My love of downtown and downtown eating started with Bert’s. If I took my friends anywhere, it was to Bert’s. The first time my mother in law and I ate together, it was at Bert’s for lunch. For me, Bert’s was my downtown institution and Alan really loved the community. Everytime I asked him for food donations, even though he couldn’t do much, Bert’s always rocked completely excellent salads or trays of hors d’oeuvres. For the most part, I could always count on Alan and Bert’s (as well as Philip Rossini and Adriana’s) to help out a downtown cause. Especially because of Berts, but also a few other places, downtown was home long before it became the place I lived. I am sad when I walk by Bert’s and know I won’t enjoy another Bert’s Bistro Salad or glass of wine there. I look forward to what’s next, but I can’t help but miss what was.
Okay, to describe the Open Air Painting exhibit in Spike Lee terms is a little ridiculous, but there is a lot going on at the Museum of Arts and Sciences. Not only did I enjoy myself at The Art of Macon Comics, but I also showed up in time for Plein Air – the Open Air Painting exhibit by Maddine Insalaco and Joe Vinson. I first heard about it from Eric O’Dell, who met the couple in Italy the past summer. Not only did they give him a primer on what they do, but they also took him on a culinary tour of the Tuscany region. They sound like my kind of people.
In a couple of months, I’ll be heading to Italy myself so I thought I would check out their lecture, see where all they went, things like that. It was very compelling. I am not an art student, but I found myself captivated with what they called the “timelessness” of open air painting. There was little difference between the work done by Maddine and Joe and those done by famous Italian open air painters like Valenciennes and Corot, because they had to work under the same time constraints and working space as those guys did. In a way, the length of time, 2 hours tops and 20 minutes at the least, and the visibility of the brush strokes in open air painting in a time when paintings were praised for the invisibility of the painter, could almost be scene as a precursor to impressionism. In truth, there is a bit of an impressionistic edge to the painter’s need to grasp the fleeting light of day in their work.

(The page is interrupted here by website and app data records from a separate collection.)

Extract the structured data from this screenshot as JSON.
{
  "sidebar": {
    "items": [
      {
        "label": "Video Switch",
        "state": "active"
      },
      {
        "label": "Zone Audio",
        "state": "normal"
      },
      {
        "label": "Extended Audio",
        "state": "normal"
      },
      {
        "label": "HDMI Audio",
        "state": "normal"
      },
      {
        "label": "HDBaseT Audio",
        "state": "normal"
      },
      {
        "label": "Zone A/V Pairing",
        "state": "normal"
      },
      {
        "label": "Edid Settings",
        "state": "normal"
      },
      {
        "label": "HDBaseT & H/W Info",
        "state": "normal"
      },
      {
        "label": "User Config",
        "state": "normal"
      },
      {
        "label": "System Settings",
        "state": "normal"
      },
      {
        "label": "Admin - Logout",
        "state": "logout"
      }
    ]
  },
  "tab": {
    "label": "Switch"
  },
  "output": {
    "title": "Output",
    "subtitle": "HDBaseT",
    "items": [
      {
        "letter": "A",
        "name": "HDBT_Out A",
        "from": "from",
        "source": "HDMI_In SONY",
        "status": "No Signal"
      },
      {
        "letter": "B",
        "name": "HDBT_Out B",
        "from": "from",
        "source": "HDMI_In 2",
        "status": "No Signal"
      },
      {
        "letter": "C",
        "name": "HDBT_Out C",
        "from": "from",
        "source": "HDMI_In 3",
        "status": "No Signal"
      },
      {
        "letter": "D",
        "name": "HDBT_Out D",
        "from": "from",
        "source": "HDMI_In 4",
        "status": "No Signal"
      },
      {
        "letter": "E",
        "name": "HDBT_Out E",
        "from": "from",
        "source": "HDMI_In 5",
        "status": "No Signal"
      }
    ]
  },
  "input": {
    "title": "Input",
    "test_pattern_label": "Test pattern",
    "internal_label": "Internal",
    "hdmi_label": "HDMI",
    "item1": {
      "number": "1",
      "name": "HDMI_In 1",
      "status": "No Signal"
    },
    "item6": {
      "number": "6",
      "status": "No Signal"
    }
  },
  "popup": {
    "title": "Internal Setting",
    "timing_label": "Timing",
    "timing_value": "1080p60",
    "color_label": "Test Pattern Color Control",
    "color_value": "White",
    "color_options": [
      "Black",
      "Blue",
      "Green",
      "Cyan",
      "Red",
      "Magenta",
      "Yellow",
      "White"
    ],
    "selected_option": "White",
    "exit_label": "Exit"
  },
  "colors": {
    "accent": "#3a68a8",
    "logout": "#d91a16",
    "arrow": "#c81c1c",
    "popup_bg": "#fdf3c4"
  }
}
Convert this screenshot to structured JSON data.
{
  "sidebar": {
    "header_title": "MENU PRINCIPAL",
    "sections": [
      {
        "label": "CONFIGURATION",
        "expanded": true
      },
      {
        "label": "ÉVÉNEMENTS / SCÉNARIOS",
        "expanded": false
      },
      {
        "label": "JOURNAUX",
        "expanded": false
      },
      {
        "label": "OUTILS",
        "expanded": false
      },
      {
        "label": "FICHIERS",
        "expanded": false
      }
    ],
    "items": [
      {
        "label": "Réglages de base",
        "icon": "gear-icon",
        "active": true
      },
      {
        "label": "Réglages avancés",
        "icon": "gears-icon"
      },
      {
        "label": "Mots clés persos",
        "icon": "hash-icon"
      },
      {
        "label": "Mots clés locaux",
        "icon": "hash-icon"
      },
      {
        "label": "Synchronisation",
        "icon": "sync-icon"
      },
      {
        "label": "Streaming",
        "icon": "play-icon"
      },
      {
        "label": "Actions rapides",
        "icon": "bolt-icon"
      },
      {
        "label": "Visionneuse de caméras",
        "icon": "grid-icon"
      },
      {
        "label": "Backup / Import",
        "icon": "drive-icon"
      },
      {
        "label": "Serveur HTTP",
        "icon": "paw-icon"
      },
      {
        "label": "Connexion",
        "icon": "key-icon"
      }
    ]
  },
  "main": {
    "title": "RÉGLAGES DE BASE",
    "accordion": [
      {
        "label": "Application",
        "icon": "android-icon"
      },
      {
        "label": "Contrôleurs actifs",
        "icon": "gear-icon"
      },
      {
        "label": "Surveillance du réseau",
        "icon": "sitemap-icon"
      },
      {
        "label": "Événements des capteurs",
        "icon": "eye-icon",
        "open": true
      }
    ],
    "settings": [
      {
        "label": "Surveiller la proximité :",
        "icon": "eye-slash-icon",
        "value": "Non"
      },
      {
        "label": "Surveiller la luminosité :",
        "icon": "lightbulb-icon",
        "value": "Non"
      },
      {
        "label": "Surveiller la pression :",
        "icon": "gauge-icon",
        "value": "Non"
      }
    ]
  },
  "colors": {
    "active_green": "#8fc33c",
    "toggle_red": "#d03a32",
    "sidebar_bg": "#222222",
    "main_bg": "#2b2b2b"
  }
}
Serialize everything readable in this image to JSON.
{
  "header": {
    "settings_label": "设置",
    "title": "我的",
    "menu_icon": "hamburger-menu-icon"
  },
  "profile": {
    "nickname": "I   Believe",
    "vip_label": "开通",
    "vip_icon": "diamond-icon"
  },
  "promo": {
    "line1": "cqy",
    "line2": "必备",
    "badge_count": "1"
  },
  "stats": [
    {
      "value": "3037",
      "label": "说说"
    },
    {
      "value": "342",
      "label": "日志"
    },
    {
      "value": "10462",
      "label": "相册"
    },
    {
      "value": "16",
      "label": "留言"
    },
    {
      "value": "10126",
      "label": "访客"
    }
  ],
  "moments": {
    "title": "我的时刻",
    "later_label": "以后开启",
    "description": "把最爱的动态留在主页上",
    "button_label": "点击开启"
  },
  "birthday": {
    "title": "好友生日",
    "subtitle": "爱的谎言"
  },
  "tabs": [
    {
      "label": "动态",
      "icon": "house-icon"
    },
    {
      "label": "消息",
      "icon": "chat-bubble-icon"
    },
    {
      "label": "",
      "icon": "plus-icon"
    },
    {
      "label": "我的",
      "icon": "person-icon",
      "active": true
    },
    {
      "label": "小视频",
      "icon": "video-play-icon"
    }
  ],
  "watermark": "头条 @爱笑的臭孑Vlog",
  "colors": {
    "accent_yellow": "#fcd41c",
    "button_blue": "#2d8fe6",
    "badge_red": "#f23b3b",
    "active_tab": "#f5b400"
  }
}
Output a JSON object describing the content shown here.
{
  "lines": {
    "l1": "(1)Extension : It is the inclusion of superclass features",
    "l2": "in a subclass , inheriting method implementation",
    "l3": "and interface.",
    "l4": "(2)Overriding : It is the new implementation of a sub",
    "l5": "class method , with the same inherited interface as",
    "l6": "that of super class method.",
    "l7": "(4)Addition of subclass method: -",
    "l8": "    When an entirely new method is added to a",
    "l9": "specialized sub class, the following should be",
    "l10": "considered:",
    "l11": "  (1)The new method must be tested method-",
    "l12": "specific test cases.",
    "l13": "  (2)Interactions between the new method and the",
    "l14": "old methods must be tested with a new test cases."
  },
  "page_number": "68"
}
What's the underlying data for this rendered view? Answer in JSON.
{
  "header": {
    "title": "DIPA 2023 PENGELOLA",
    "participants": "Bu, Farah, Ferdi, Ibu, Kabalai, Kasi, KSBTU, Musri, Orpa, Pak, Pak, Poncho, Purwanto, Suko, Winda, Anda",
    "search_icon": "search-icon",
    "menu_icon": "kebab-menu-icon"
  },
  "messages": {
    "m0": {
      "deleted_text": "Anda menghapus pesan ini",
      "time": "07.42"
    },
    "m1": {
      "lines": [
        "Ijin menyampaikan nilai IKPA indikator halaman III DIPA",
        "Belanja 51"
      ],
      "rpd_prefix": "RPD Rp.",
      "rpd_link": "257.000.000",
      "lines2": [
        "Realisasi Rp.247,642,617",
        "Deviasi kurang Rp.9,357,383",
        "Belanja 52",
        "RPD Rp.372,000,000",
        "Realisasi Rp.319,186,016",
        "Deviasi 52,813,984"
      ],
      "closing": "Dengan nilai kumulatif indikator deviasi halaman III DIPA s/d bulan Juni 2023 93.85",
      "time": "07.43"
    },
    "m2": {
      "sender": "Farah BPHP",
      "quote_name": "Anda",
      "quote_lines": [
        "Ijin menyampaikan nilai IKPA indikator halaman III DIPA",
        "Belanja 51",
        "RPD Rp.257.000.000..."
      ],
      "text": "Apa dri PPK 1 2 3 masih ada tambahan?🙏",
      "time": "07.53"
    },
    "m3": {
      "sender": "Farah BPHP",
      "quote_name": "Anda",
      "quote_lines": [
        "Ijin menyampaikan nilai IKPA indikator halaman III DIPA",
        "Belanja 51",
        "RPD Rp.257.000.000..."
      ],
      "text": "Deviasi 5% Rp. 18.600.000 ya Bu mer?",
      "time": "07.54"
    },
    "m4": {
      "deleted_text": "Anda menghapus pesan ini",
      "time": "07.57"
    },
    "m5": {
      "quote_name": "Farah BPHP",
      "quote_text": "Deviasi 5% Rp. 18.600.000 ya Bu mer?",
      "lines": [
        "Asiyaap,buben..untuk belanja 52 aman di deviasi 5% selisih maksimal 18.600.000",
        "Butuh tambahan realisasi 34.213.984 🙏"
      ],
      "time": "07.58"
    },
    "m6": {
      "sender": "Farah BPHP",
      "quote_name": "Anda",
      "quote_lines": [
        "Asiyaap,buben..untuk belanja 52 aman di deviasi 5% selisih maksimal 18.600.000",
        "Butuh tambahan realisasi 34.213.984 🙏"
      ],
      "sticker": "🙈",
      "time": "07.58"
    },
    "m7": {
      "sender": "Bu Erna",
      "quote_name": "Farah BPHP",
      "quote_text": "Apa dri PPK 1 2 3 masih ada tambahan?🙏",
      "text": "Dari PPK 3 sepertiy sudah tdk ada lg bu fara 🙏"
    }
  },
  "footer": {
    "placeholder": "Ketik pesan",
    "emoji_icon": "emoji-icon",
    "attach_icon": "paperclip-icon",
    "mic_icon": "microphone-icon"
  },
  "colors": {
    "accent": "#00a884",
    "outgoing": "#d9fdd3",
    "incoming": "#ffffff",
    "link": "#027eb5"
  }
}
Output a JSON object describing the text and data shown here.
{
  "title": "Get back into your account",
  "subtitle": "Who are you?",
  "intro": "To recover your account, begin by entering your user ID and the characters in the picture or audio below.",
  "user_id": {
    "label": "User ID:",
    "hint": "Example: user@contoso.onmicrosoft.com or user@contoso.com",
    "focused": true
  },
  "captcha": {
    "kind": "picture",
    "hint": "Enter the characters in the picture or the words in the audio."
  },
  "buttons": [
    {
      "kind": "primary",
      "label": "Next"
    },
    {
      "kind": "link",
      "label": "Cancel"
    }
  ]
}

I was drawn to a lake in the crater of a volcano, one so still thanks to shielding in that crater, that it was called the mirror of Diana. The lake at Nemi. In pictures, it’s beautiful, the land around it, the castle above it, it’s fascinating. As I talked to Maddine after their lecture at Mercer University, she told me that Nemi was not very far from where we will be staying for the majority of our trip to Europe. All the more exciting.
She also gave me some eating tips for being there that I appreciate. She leads an epicurean tour in November, full of wines and truffles. I would love to be able to afford that.
But more than the possibility of food (and me almost eating something I’m allergic to on opening night) is the beauty of the paintings. Painting on paper, Maddine and Joe tried to emulate, not only in location, but also in craft, the exact movements of the masters. Their work is breathtaking. Even the frames were built by the two, of which Maddine seems very proud.
Go look at my beautiful lake near Nemi and the other open air work by Maddine Insalaco and Joe Vinson. You’ll be sorry if you don’t.
Two weeks ago, I went to see the opening of The Art of Macon Comics at the Museum of Arts and Sciences where some old friends were under the spotlight for their work in comic books, whether it was for some other writer or as the writer themselves. I am by no means a part of their journey, but I remember them slaving away at the Jolly Rogers Studio, comic memorabilia filling the walls, half finished work laying in wait on drafting tables, low lights and everything done with a meticulousness that most people don’t get to see. It was extremely fascinating.
Compared to them, I felt like a slouch as a writer. Sometimes getting more than a line on paper takes much work. I’m not even sure how much work these guys do that doesn’t get used, but it has to be a lot. Yet they kept at it. Back in the day, I always expected them to explode at those of us who didn’t really belong, asking our questions, handling their “toys”, looking over their shoulders, but they handled us with a patience that, as I hear it now, was not recognizable in them. But they did. And as I peered at wall after wall of how known they really were in their world of comics, I couldn’t help but be proud of them, answering questions, signing autographs, smiling as if they didn’t have three projects at home awaiting their attention, laughing as if they enjoyed being front and center, although they longed for their four walls and their little drafting table.
I was amazed at the talent before me, even though I did know it existed. It’s important to revel in the talent around us and revel I did. Don’t miss this opportunity to see yet another aspect of the uniqueness this town has to offer.